Bit by bit, the barrier between artist and viewer dissolves. He's liberating himself in a teasingly slow manner. It wouldn’t take much effort to break the glass and step out of the corner, but this would not do justice to the journey that Janssen is willing to endure to free his body. One can feel the tension between flesh and glass increase. A microphone records the sound that reverberates from the glass; the audio, which resembles the crackle of electrical tension, is played back through speakers in the space. After a while, some unexpected events take place: Janssen cuts his hand and washes off the little chips of glass in the water at his feet, while he waits for a band-aid. Then, only shortly after he starts chipping glass again, someone from the audience apparently cannot bear to watch it anymore and violently interrupts the performance.
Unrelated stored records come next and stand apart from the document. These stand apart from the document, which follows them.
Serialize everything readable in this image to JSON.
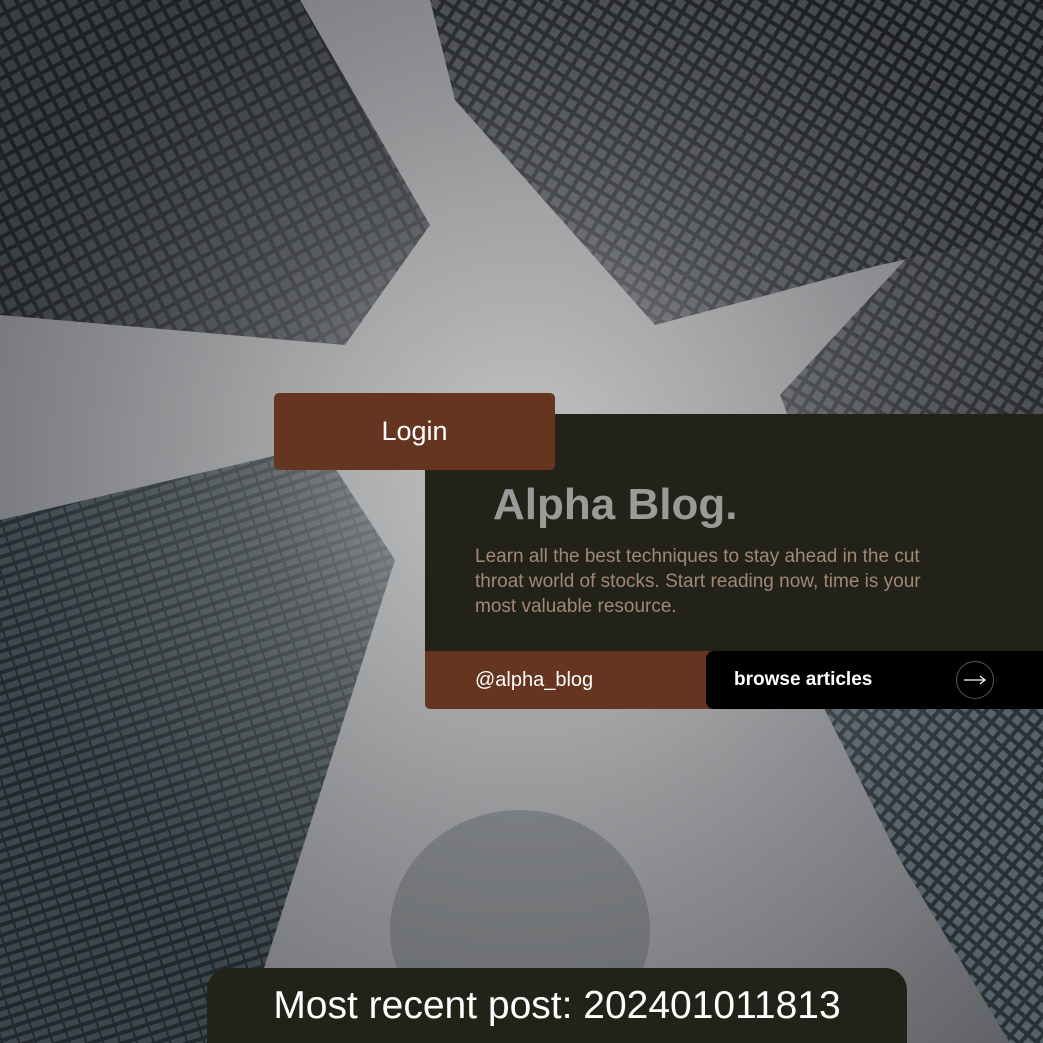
{
  "nav": {
    "login_label": "Login"
  },
  "hero": {
    "title": "Alpha Blog.",
    "description": "Learn all the best techniques to stay ahead in the cut throat world of stocks. Start reading now, time is your most valuable resource.",
    "handle": "@alpha_blog",
    "browse_label": "browse articles",
    "browse_icon": "arrow-right-icon"
  },
  "footer": {
    "recent_post": "Most recent post: 202401011813"
  },
  "colors": {
    "accent_brown": "#653520",
    "panel_dark": "#222218",
    "title_gray": "#9a9a98",
    "desc_tan": "#a28876"
  }
}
Janssen is now free, but also in shock.
Netherlands Media Art Institute, Anna Hoetjes Read more...